Do you always feel anxious whenever out in public, perhaps fearing that others are staring at you because of a self-perceived body flaw? Have you experienced "panic attacks" while in social settings, causing you to become so self-conscious that you have begun to avoid going out all together, including routine jaunts with friends and family? If so, this may suggest a more serious problem known as Social Phobia. The typical traits of Social Phobia can include the avoidance of social situations due to overwhelming fears that others are watching you because of a self-perceived physical defect. Often however, the defect is imagined.

Body Dysmorphic disorder is one of only a few mental illnesses that go untreated due to misunderstanding, and misdiagnosis. BDD can become a very serious illness, and can even lead to suicide, or self mutilation if left untreated. Body Dysmorphic disorder (BDD) is characterized by an excessive preoccupation with a real or imagined defect in your physical appearance.

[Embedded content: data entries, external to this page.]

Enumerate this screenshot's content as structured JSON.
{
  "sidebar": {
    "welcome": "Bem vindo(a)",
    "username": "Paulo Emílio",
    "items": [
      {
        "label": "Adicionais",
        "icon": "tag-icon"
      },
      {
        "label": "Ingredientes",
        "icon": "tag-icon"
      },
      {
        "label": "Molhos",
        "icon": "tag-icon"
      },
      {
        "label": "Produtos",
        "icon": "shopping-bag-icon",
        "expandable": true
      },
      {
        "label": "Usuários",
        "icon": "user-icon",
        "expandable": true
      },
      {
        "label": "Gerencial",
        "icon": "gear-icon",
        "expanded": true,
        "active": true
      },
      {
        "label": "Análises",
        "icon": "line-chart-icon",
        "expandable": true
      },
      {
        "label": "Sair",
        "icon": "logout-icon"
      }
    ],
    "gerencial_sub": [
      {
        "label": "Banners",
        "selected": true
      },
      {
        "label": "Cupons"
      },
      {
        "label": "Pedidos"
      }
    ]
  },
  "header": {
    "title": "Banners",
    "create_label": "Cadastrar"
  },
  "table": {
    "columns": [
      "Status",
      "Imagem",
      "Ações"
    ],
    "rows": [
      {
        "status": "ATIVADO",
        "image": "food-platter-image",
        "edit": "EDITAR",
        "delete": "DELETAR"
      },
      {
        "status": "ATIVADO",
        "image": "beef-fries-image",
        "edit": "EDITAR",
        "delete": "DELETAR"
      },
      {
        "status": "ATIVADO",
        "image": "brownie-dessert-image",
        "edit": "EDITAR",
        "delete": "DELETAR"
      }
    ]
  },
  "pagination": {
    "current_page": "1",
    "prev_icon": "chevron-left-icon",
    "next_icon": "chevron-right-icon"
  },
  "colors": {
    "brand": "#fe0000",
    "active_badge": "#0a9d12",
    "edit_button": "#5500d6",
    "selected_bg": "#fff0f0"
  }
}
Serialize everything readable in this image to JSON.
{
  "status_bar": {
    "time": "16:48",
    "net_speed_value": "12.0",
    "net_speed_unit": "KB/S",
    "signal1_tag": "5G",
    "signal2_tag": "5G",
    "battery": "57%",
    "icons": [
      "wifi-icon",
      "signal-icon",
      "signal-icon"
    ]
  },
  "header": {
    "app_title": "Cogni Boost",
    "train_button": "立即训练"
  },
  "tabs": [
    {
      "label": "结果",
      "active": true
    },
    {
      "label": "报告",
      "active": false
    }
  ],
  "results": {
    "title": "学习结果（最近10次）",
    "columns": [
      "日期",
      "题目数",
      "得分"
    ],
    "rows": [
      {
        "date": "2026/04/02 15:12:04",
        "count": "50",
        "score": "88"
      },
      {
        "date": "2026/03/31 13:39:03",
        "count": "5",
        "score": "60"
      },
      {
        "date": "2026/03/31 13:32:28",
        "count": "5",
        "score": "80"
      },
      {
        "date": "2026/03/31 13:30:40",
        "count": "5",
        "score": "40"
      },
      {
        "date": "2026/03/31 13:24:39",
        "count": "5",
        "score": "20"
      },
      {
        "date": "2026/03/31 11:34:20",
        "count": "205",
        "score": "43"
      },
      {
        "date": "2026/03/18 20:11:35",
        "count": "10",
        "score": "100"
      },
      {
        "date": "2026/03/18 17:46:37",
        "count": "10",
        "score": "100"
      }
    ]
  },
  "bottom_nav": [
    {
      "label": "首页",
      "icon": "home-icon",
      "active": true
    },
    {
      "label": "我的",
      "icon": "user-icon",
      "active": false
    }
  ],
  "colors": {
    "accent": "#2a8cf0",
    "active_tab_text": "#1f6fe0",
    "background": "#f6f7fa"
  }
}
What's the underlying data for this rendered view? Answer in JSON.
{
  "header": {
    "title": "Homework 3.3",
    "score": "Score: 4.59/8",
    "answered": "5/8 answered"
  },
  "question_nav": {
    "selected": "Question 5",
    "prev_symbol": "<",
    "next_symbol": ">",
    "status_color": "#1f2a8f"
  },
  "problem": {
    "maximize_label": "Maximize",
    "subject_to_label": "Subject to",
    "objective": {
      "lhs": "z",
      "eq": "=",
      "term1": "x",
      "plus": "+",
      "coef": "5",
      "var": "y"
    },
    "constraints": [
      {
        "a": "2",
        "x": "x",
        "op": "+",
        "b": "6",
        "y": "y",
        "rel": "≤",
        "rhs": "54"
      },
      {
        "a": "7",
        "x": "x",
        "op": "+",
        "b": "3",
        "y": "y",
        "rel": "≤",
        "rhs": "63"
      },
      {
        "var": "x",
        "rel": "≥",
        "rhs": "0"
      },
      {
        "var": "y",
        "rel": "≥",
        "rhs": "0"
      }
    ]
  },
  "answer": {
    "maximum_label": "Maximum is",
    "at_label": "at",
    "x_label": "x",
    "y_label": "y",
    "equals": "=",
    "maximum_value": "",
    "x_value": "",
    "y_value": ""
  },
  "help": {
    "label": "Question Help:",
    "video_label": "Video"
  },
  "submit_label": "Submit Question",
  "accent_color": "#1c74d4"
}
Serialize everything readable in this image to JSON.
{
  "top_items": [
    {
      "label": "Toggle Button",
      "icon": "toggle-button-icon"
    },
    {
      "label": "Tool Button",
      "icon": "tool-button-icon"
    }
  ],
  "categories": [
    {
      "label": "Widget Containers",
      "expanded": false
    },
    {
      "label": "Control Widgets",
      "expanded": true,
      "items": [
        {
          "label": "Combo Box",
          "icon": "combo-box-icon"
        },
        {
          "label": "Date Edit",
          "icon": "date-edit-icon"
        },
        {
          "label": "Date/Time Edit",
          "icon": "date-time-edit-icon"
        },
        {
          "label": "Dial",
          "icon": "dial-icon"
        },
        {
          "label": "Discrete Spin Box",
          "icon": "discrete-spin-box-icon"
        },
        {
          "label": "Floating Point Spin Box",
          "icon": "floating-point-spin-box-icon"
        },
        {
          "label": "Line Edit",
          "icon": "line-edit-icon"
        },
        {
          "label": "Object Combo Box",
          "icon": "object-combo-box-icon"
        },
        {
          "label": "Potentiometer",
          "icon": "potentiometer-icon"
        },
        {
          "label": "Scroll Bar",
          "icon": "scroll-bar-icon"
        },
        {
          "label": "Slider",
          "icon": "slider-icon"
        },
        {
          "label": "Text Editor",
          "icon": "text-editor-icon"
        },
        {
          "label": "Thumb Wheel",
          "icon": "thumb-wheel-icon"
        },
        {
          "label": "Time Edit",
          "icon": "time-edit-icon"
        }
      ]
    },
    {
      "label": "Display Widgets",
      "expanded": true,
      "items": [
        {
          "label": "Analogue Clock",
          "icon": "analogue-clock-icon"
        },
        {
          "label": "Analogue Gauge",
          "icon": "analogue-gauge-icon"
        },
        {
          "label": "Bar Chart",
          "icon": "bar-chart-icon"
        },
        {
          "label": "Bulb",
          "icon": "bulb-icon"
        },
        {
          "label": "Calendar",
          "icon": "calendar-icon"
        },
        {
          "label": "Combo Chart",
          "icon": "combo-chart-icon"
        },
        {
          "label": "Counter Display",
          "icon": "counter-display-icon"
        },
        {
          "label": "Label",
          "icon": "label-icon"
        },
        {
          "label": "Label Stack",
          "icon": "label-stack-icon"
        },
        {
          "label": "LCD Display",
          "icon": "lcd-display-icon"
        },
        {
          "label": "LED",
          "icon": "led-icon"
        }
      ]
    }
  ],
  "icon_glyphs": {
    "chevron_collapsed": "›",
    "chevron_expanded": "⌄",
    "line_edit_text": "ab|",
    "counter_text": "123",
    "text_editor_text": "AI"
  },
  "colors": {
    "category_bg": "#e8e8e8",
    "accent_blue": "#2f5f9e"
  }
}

Because BDD is a serious disorder with potentially tragic consequences, a better understanding of its root causes would be a welcome medical advance. But how are we to think about a condition that is associated with widely disparate personality types and seems so driven by cultural pressures?

Women in their 40s are developing eating disorders because they hate the way they look, a survey suggests.

Most of the 2,000 women questioned by Top Sante magazine were unhappy with their bodies and half had had cosmetic surgery, or would consider it.

The average woman over the age of 40 wants to weigh less than she did at 20.

Women said they found it harder to lose weight once they hit 40, and over a third said they were constantly on a diet.